Traditionally, special steel moment frames are designed so that the beam will yield under large displacement. The yielding of the beam section provides energy dissipation and is designed to ensure the beam-to-column connection is not compromised. The current design philosophy is the product of extensive testing of SMF connections from the findings of the 1994 Northridge and 1989 Loma Prieta earthquakes in California. Figures 1, 2 and 3 are test specimens showing yielding at designated areas of the beam.
Figure 1 — Formation of Plastic Hinge at RBS Connection
(Reference: Gilton, Chi and Uang, UCSD SSRP-2000/03)
Figure 2 — Fracture of Beam Flange Plate Moment Connection
(Reference: Sato, Newell and Uang, UCSD SSRP-2007)
Figure 3 — End Plate Specimen at Failure
(Reference: Sumner et al. 2000)
Traditional prequalified moment frames most often require a welded connection with either a weakened beam or a stiffened connection in order to allow the beam to yield as necessary during a seismic event so as to dissipate energy. These types of connections require that the beam be braced to resist the lateral torsional buckling per code. However, it is difficult to meet the bracing stiffness requirements with the use of light-framed wood members. Because of concerns about beam bracing and welding in wood structures, Simpson Strong-Tie designed the Strong Frame special moment frame (SMF) with a fieldbolted moment connection that is a partially restrained (Type PR) connection that uses the Yield-Link® structural fuse for moment transfer.
The yielding during a major seismic event has been moved from the beams to the Yield-Links, and the connection follows a capacity-based design approach. This allows the connection to remain elastic under factored load combinations, and seismic inelastic rotation demand is confined within the connection when yielding is experienced from severe events. With the yielding confined predominantly to the replaceable Yield-Link moment connection, inelastic behavior is not expected from the members and the beam can be designed without beam bracing.
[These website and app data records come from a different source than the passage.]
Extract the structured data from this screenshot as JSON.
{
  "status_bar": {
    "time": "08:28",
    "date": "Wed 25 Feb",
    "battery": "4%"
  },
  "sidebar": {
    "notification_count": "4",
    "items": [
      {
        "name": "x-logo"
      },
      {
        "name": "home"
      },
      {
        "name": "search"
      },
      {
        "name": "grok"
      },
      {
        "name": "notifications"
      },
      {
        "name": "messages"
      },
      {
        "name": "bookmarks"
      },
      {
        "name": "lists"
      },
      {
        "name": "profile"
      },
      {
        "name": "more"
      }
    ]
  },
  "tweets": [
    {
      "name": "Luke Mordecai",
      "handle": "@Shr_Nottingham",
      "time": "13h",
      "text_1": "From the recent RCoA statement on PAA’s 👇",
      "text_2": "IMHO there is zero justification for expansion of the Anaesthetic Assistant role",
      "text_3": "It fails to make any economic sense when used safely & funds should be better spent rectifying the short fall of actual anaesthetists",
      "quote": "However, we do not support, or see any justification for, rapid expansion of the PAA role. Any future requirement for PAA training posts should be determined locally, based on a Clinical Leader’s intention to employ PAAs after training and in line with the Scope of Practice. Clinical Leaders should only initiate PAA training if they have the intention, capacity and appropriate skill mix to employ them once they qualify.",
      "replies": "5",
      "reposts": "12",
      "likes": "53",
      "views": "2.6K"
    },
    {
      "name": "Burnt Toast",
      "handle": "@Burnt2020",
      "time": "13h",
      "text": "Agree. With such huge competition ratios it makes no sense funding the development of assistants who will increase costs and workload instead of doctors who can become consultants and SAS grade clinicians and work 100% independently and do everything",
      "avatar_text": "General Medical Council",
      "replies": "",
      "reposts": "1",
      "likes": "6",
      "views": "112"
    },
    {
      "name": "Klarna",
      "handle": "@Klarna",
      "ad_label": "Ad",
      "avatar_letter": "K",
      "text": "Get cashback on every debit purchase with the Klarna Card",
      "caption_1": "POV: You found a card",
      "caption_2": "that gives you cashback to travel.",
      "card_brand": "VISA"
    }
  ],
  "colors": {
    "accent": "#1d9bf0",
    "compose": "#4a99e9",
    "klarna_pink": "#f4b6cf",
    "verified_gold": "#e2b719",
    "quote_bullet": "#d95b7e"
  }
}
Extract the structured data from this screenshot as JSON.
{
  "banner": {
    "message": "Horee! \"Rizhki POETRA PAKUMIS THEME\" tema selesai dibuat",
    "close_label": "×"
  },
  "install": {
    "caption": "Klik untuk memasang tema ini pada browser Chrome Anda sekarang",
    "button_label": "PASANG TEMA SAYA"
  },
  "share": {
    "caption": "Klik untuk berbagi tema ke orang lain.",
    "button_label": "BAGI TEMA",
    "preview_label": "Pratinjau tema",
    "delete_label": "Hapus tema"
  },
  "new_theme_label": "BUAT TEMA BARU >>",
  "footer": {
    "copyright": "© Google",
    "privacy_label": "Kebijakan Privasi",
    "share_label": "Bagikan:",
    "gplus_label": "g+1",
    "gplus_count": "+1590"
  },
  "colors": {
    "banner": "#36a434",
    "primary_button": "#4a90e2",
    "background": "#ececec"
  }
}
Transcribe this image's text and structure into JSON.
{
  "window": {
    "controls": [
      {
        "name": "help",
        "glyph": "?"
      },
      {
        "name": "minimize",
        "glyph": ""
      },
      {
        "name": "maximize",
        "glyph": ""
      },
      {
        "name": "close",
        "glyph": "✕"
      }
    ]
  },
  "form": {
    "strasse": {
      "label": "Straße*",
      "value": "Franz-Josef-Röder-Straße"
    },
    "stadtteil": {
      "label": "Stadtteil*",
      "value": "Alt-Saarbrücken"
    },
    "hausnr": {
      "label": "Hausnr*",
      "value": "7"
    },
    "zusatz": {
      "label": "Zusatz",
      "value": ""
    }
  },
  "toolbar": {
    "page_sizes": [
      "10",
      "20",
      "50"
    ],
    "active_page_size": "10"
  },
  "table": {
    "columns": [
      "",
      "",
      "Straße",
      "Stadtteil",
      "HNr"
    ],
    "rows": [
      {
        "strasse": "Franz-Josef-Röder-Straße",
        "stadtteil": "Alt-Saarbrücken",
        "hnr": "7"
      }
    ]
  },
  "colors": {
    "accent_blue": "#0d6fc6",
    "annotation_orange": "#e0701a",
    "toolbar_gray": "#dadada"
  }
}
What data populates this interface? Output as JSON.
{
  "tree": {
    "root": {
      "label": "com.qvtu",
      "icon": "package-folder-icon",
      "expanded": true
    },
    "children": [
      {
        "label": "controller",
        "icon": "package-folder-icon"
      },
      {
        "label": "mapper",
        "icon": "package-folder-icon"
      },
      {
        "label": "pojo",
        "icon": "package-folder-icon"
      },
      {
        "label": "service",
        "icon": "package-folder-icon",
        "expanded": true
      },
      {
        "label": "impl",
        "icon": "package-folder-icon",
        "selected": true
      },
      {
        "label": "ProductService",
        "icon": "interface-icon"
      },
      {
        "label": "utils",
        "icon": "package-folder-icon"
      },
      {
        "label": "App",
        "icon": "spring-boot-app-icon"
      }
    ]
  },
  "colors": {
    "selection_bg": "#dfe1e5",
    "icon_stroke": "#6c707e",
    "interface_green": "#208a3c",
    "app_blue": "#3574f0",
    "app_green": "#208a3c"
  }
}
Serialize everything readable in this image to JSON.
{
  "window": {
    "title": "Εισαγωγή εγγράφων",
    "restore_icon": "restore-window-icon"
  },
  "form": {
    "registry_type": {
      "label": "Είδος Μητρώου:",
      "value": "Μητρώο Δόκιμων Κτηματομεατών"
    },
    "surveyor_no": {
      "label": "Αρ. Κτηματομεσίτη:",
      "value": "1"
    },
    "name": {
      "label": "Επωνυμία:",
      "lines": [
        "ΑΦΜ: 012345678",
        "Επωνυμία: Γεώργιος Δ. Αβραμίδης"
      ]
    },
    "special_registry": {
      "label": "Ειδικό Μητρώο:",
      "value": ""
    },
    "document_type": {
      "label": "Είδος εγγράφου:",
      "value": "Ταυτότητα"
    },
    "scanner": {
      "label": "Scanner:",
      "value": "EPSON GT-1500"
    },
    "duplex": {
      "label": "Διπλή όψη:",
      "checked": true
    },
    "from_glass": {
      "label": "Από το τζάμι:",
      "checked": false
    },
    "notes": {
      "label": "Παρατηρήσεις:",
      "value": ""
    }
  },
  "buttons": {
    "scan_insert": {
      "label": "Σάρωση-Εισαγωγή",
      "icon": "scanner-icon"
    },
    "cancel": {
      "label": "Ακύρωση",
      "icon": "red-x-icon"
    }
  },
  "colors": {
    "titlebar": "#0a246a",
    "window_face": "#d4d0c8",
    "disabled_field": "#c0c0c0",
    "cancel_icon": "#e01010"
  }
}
The highlighted green section illustrates the yielding area on the Strong Frame special moment frame connection, which is a patented system designed to yield in a seismic event.
(Protected by U.S. and foreign patents and other pending and granted foreign patents.)
Sample Yield-Link Compression and Elongation from Testing
There are several benefits to using the Simpson Strong-Tie Yield-Link® moment connection for new and retrofit projects. In new construction, the frame can be incorporated into the early stages of design. Simpson Strong-Tie can provide design options for the customer without charge. The field-bolted connections allow for quicker frame erection and installation. In retrofit designs, the bolted connection means the frame can be erected in the interior conditions of light-frame construction without the risk of fire. The beam and columns can be erected in parts, making the SMF much easier to handle than a fully welded frame.
Prequaliﬁed moment connections are structural steel moment connection conﬁgurations and details that have been reviewed by the AISC Connection Prequaliﬁcation Review Panel (CPRP) and incorporated into the AISC 358-16 standard. The criteria for prequaliﬁcation are spelled out in the AISC seismic provisions, AISC 341. In short, AISC 341 contains performance and testing requirements that have been shown to produce robust moment connections, and AISC 358 includes connection details that meet those criteria. AISC 358-16 Prequalified Connections include the Simpson Strong-Tie Strong Frame moment connection in Chapter 12.
Strong Frame special moment frame and the Yield-Link structural fuse are included in ANSI/AISC 358-16, prequalified connections for Special and Intermediate Steel Moment Frames for Seismic Applications, Chapter 12.Read ANSI/AISC 358-16
Strong Frame moment frames are code listed under the 2009, 2012, 2015 and 2018 IRC/IBC and ESR-2802 with LABC Supplement.